[Excerpts from an interface dataset]
- - - -

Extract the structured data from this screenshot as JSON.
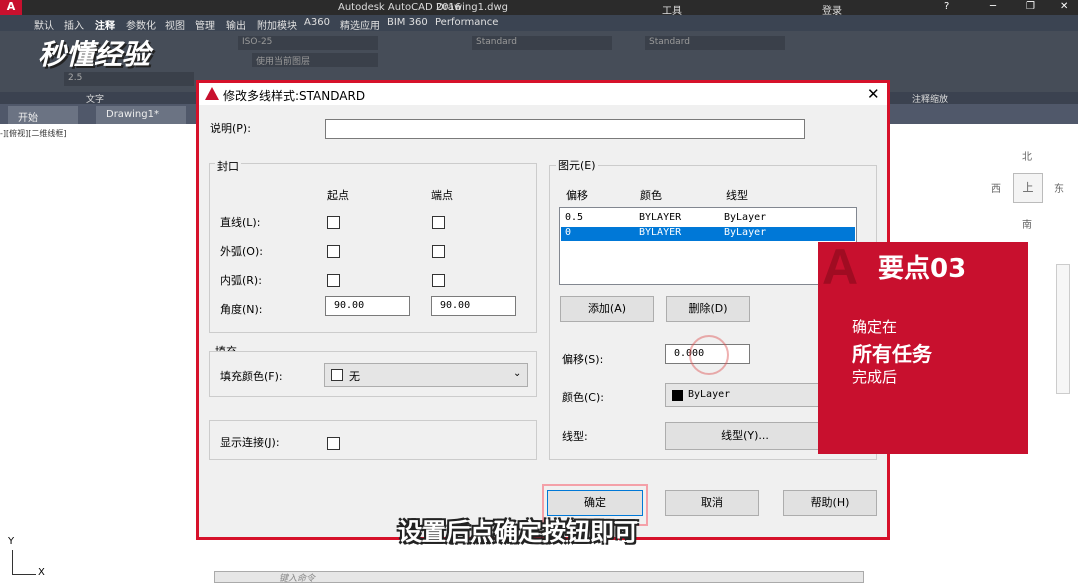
{
  "app": {
    "title": "Autodesk AutoCAD 2016",
    "file": "Drawing1.dwg",
    "search_label": "工具",
    "login": "登录"
  },
  "menu": [
    "默认",
    "插入",
    "注释",
    "参数化",
    "视图",
    "管理",
    "输出",
    "附加模块",
    "A360",
    "精选应用",
    "BIM 360",
    "Performance"
  ],
  "ribbon": {
    "text_panel": "文字",
    "annotate_scale": "注释缩放",
    "text_height": "2.5",
    "style1": "ISO-25",
    "style2": "Standard",
    "style3": "Standard",
    "use_current": "使用当前图层"
  },
  "doc_tabs": [
    "开始",
    "Drawing1*"
  ],
  "viewport_label": "-][俯视][二维线框]",
  "watermark": "秒懂经验",
  "dialog": {
    "title": "修改多线样式:STANDARD",
    "description_label": "说明(P):",
    "description_value": "",
    "caps": {
      "title": "封口",
      "start_col": "起点",
      "end_col": "端点",
      "rows": [
        {
          "label": "直线(L):"
        },
        {
          "label": "外弧(O):"
        },
        {
          "label": "内弧(R):"
        },
        {
          "label": "角度(N):"
        }
      ],
      "angle_start": "90.00",
      "angle_end": "90.00"
    },
    "fill": {
      "title": "填充",
      "color_label": "填充颜色(F):",
      "color_value": "无"
    },
    "show_joints_label": "显示连接(J):",
    "elements": {
      "title": "图元(E)",
      "headers": [
        "偏移",
        "颜色",
        "线型"
      ],
      "rows": [
        [
          "0.5",
          "BYLAYER",
          "ByLayer"
        ],
        [
          "0",
          "BYLAYER",
          "ByLayer"
        ]
      ],
      "add_button": "添加(A)",
      "delete_button": "删除(D)",
      "offset_label": "偏移(S):",
      "offset_value": "0.000",
      "color_label": "颜色(C):",
      "color_value": "ByLayer",
      "linetype_label": "线型:",
      "linetype_button": "线型(Y)..."
    },
    "ok_button": "确定",
    "cancel_button": "取消",
    "help_button": "帮助(H)"
  },
  "compass": {
    "north": "北",
    "west": "西",
    "east": "东",
    "south": "南",
    "top": "上"
  },
  "overlay": {
    "heading": "要点03",
    "line1": "确定在",
    "line2": "所有任务",
    "line3": "完成后"
  },
  "subtitle": "设置后点确定按钮即可",
  "command_placeholder": "键入命令",
  "ucs": {
    "y": "Y",
    "x": "X"
  },
  "colors": {
    "accent_red": "#d6112a",
    "selection_blue": "#0078d7",
    "card_red": "#c8102e"
  }
}
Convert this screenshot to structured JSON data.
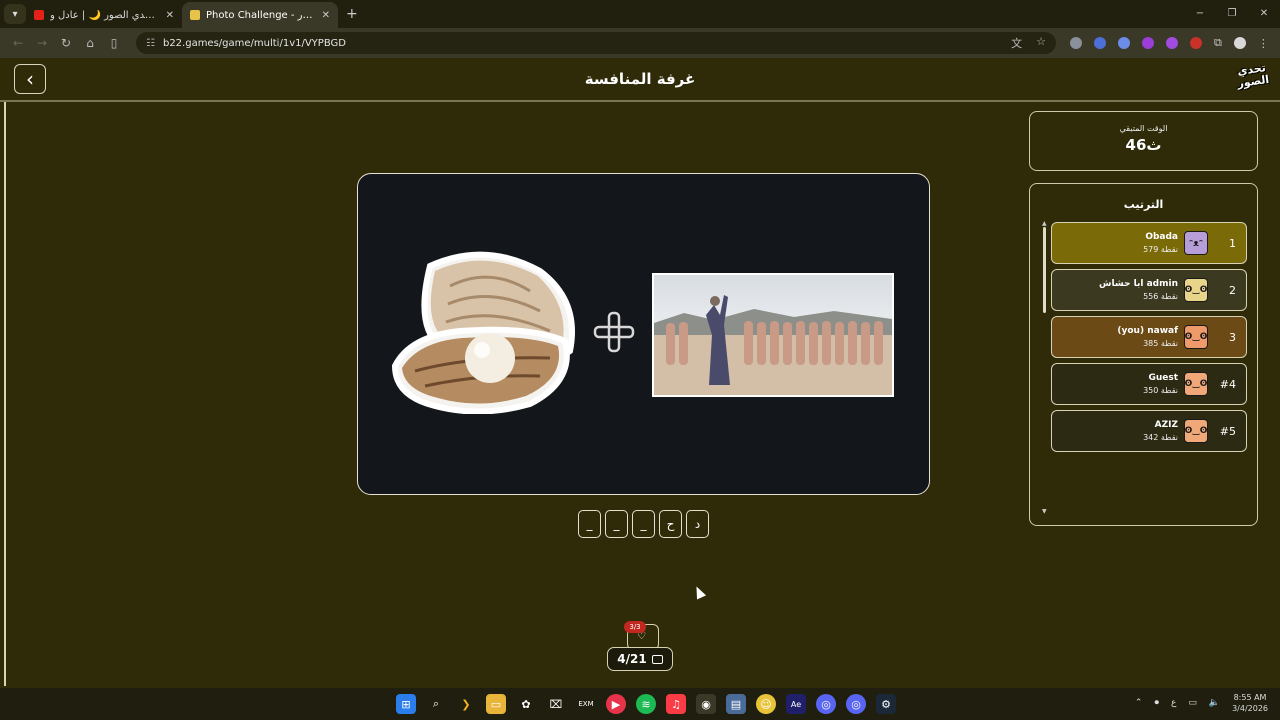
{
  "browser": {
    "tabs": [
      {
        "title": "بطولة تحدي الصور 🌙 | عادل و...",
        "active": false,
        "favicon_color": "#e62117"
      },
      {
        "title": "Photo Challenge - تحدي الصور",
        "active": true,
        "favicon_color": "#e8c34a"
      }
    ],
    "new_tab": "+",
    "url": "b22.games/game/multi/1v1/VYPBGD",
    "window_controls": [
      "−",
      "❐",
      "✕"
    ]
  },
  "header": {
    "title": "غرفة المنافسة",
    "back_icon": "‹",
    "logo": "تحدي الصور"
  },
  "timer": {
    "label": "الوقت المتبقي",
    "value": "46ث"
  },
  "ranking": {
    "title": "الترتيب",
    "rows": [
      {
        "pos": "1",
        "name": "Obada",
        "points": "579 نقطة",
        "bg": "#7a6a08",
        "avatar_bg": "#b79ed8"
      },
      {
        "pos": "2",
        "name": "ابا حشاش admin",
        "points": "556 نقطة",
        "bg": "#3b3a20",
        "avatar_bg": "#e9d58a"
      },
      {
        "pos": "3",
        "name": "(you) nawaf",
        "points": "385 نقطة",
        "bg": "#6b4a16",
        "avatar_bg": "#ef9a6a"
      },
      {
        "pos": "#4",
        "name": "Guest",
        "points": "350 نقطة",
        "bg": "#2c2a12",
        "avatar_bg": "#f0a878"
      },
      {
        "pos": "#5",
        "name": "AZIZ",
        "points": "342 نقطة",
        "bg": "#2c2a12",
        "avatar_bg": "#f0a878"
      }
    ]
  },
  "answer_slots": [
    "_",
    "_",
    "_",
    "ح",
    "د"
  ],
  "hints": {
    "badge": "3/3"
  },
  "round": {
    "value": "4/21"
  },
  "taskbar": {
    "time": "8:55 AM",
    "date": "3/4/2026",
    "lang": "ع"
  }
}
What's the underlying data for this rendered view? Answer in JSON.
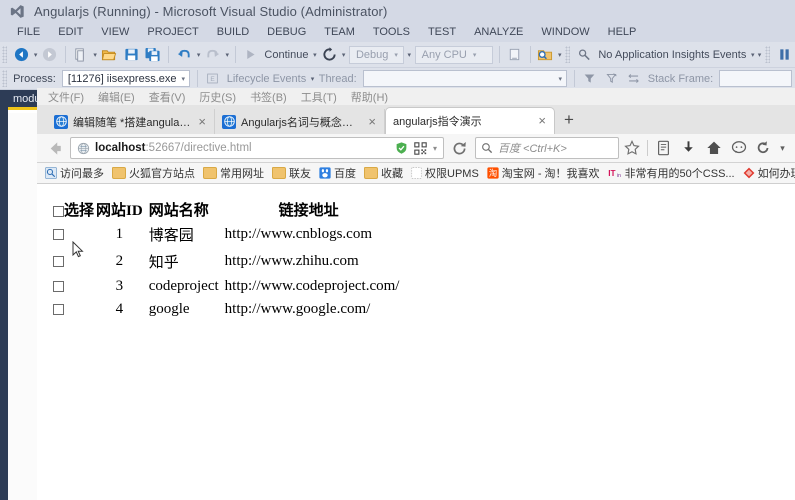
{
  "vs": {
    "title": "Angularjs (Running) - Microsoft Visual Studio (Administrator)",
    "logo_icon": "visual-studio-logo",
    "menu": [
      "FILE",
      "EDIT",
      "VIEW",
      "PROJECT",
      "BUILD",
      "DEBUG",
      "TEAM",
      "TOOLS",
      "TEST",
      "ANALYZE",
      "WINDOW",
      "HELP"
    ],
    "toolbar": {
      "nav_back_icon": "navigate-back-icon",
      "nav_forward_icon": "navigate-forward-icon",
      "new_item_icon": "new-item-icon",
      "open_file_icon": "open-file-icon",
      "save_icon": "save-icon",
      "save_all_icon": "save-all-icon",
      "undo_icon": "undo-icon",
      "redo_icon": "redo-icon",
      "play_icon": "continue-play-icon",
      "continue_label": "Continue",
      "restart_icon": "restart-icon",
      "config_value": "Debug",
      "platform_value": "Any CPU",
      "attach_icon": "attach-to-process-icon",
      "insights_icon": "application-insights-icon",
      "insights_label": "No Application Insights Events",
      "pause_icon": "pause-icon"
    },
    "debugbar": {
      "process_label": "Process:",
      "process_value": "[11276] iisexpress.exe",
      "lifecycle_icon": "lifecycle-events-icon",
      "lifecycle_label": "Lifecycle Events",
      "thread_label": "Thread:",
      "thread_value": "",
      "filter_icon": "filter-icon",
      "clear_filter_icon": "clear-filter-icon",
      "swap_icon": "swap-threads-icon",
      "stackframe_label": "Stack Frame:",
      "stackframe_value": ""
    },
    "editor_tab_label": "modu"
  },
  "browser": {
    "menu": [
      "文件(F)",
      "编辑(E)",
      "查看(V)",
      "历史(S)",
      "书签(B)",
      "工具(T)",
      "帮助(H)"
    ],
    "tabs": [
      {
        "title": "编辑随笔 *搭建angularjs ...",
        "favicon": "globe-favicon",
        "close_icon": "close-icon",
        "active": false
      },
      {
        "title": "Angularjs名词与概念（二...",
        "favicon": "globe-favicon",
        "close_icon": "close-icon",
        "active": false
      },
      {
        "title": "angularjs指令演示",
        "favicon": "",
        "close_icon": "close-icon",
        "active": true
      }
    ],
    "new_tab_label": "+",
    "nav": {
      "back_icon": "back-arrow-icon",
      "url_globe_icon": "globe-icon",
      "url_host": "localhost",
      "url_rest": ":52667/directive.html",
      "shield_icon": "shield-icon",
      "qr_icon": "qr-code-icon",
      "dropdown_icon": "chevron-down-icon",
      "reload_icon": "reload-icon",
      "search_icon": "search-icon",
      "search_placeholder": "百度 <Ctrl+K>",
      "bookmark_star_icon": "bookmark-star-icon",
      "reader_icon": "reader-view-icon",
      "download_icon": "download-icon",
      "home_icon": "home-icon",
      "chat_icon": "chat-icon",
      "sync_icon": "sync-icon",
      "overflow_icon": "chevron-down-icon"
    },
    "bookmarks": [
      {
        "label": "访问最多",
        "icon": "most-visited-icon"
      },
      {
        "label": "火狐官方站点",
        "icon": "folder-icon"
      },
      {
        "label": "常用网址",
        "icon": "folder-icon"
      },
      {
        "label": "联友",
        "icon": "folder-icon"
      },
      {
        "label": "百度",
        "icon": "baidu-icon"
      },
      {
        "label": "收藏",
        "icon": "folder-icon"
      },
      {
        "label": "权限UPMS",
        "icon": "blank-page-icon"
      },
      {
        "label": "淘宝网 - 淘！我喜欢",
        "icon": "taobao-icon"
      },
      {
        "label": "非常有用的50个CSS...",
        "icon": "itin-icon"
      },
      {
        "label": "如何办理提现",
        "icon": "red-diamond-icon"
      }
    ]
  },
  "page": {
    "table": {
      "headers": [
        "选择",
        "网站ID",
        "网站名称",
        "链接地址"
      ],
      "header_checkbox_icon": "checkbox-unchecked",
      "rows": [
        {
          "checkbox_icon": "checkbox-unchecked",
          "id": "1",
          "name": "博客园",
          "url": "http://www.cnblogs.com"
        },
        {
          "checkbox_icon": "checkbox-unchecked",
          "id": "2",
          "name": "知乎",
          "url": "http://www.zhihu.com"
        },
        {
          "checkbox_icon": "checkbox-unchecked",
          "id": "3",
          "name": "codeproject",
          "url": "http://www.codeproject.com/"
        },
        {
          "checkbox_icon": "checkbox-unchecked",
          "id": "4",
          "name": "google",
          "url": "http://www.google.com/"
        }
      ]
    },
    "cursor_icon": "mouse-pointer-arrow"
  }
}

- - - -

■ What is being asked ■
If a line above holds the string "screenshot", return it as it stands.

■ Your response ■
Extract the structured data from this screenshot as JSON.
Convert this screenshot to structured JSON data.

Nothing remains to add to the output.